*Task to complete*:
Once you have read the entries, please say how many lines hold the string "name", giving the number only.

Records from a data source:
- Opening Delimiter -

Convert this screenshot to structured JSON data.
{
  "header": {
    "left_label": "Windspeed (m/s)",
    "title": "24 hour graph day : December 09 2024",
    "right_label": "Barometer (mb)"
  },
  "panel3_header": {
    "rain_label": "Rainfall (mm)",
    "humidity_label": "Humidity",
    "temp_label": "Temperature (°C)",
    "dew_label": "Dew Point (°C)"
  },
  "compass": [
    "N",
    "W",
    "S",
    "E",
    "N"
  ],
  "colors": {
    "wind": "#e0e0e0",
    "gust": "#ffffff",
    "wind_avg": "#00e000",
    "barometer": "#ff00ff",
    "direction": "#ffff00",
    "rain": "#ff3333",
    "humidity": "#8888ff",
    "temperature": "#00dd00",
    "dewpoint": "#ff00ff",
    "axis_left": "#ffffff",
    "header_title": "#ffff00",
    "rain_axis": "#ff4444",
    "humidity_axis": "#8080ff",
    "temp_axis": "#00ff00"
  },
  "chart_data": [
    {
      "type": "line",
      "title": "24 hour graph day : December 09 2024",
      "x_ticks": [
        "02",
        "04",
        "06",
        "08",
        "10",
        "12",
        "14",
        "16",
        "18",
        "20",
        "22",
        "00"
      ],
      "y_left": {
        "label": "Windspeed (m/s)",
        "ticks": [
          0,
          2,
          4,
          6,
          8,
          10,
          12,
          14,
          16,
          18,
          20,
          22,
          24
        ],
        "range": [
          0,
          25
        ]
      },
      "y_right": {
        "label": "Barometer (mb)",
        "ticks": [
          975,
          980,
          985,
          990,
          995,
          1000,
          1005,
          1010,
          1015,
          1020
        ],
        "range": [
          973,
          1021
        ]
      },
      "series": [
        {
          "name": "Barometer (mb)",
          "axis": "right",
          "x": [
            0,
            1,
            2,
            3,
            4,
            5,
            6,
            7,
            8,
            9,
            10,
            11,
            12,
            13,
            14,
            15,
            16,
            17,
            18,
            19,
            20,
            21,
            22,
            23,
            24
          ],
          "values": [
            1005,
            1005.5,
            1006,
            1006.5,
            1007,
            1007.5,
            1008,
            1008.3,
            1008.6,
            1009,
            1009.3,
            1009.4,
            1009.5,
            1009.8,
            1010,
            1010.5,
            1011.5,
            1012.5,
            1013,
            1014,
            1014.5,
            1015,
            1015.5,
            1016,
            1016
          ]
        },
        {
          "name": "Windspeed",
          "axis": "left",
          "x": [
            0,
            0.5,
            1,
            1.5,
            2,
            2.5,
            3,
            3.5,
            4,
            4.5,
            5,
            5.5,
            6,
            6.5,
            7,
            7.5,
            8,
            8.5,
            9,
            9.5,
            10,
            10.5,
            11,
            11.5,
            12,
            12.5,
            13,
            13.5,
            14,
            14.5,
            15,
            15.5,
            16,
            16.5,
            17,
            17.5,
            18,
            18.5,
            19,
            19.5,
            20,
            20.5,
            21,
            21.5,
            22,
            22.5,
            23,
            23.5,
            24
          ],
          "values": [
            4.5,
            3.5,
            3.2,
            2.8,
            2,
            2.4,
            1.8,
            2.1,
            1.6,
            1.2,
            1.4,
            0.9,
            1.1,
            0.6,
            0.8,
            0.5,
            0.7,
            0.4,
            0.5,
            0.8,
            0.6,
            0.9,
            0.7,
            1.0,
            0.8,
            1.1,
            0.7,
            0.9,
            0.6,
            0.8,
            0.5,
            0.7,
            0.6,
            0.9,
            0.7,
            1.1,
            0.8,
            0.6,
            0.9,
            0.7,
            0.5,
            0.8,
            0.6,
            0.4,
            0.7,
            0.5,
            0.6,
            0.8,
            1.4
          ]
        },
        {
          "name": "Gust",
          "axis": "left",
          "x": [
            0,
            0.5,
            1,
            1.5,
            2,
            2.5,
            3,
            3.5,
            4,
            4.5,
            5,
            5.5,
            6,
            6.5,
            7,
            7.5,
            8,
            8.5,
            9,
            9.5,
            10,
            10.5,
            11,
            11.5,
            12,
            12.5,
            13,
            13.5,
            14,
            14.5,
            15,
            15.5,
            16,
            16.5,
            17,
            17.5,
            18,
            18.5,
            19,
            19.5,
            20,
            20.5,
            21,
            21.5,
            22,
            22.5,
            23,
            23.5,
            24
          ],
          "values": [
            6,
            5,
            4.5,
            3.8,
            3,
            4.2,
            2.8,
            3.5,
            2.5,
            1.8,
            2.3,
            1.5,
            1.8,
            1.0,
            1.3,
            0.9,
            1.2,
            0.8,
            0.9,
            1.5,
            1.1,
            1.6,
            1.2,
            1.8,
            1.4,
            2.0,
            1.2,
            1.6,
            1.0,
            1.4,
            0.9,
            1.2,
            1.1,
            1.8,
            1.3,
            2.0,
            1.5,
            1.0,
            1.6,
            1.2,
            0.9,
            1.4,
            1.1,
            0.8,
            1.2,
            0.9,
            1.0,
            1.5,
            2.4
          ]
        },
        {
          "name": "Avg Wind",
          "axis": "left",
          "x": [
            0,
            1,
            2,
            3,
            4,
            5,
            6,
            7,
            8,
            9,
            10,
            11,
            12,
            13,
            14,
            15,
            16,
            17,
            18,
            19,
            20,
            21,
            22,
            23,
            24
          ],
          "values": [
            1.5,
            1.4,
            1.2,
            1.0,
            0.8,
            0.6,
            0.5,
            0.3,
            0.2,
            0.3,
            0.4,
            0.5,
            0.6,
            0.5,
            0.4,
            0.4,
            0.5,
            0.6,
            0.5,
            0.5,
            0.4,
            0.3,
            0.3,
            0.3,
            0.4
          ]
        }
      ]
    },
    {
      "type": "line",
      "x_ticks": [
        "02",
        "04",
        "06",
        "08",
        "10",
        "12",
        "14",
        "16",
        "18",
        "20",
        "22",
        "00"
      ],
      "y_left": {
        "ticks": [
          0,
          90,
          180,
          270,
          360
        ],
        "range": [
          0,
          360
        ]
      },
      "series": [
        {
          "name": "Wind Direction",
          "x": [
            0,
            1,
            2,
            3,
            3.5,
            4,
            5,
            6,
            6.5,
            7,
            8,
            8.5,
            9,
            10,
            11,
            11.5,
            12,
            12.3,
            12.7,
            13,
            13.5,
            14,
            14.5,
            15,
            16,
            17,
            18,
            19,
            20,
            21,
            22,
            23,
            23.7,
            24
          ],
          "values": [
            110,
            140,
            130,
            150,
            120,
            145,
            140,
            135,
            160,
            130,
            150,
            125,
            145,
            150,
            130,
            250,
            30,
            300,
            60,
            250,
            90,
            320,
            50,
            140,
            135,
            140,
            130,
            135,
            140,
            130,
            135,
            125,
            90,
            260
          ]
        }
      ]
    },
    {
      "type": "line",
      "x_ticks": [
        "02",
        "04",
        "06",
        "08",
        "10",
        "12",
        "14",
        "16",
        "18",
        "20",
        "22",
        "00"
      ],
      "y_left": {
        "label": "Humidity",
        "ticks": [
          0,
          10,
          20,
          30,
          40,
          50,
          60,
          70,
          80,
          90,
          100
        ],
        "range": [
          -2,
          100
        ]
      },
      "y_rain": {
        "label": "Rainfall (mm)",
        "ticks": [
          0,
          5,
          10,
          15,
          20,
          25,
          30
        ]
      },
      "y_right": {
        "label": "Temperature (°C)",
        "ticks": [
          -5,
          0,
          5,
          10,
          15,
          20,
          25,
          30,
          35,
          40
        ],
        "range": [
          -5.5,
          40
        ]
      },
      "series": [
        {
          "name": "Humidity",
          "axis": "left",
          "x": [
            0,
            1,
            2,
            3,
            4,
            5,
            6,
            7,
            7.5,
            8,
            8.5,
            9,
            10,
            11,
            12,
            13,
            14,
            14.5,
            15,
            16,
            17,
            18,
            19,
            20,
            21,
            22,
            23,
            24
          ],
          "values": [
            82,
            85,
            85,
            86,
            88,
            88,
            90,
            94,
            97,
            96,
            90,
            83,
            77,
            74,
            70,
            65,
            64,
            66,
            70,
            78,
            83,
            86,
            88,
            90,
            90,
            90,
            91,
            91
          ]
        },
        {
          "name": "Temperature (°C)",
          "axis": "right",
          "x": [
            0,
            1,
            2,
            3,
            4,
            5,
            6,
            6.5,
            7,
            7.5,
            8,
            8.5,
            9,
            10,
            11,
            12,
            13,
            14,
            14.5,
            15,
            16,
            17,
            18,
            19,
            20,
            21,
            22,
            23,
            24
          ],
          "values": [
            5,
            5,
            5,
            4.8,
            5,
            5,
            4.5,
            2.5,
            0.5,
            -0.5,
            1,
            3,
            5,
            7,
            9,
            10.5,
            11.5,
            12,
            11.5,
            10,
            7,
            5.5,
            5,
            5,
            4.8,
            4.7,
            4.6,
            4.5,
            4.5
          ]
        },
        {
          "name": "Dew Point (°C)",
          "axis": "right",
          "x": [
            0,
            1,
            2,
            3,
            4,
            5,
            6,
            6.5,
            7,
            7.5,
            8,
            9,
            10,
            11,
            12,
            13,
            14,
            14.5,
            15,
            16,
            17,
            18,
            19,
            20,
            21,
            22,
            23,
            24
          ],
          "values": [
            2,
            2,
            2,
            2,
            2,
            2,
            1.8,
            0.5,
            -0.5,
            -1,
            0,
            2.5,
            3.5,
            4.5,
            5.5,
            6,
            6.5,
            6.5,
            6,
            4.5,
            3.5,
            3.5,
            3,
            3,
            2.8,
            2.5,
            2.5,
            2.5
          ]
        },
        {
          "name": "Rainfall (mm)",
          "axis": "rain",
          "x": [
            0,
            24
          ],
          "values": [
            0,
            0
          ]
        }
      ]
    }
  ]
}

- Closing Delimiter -

*Response area*:
9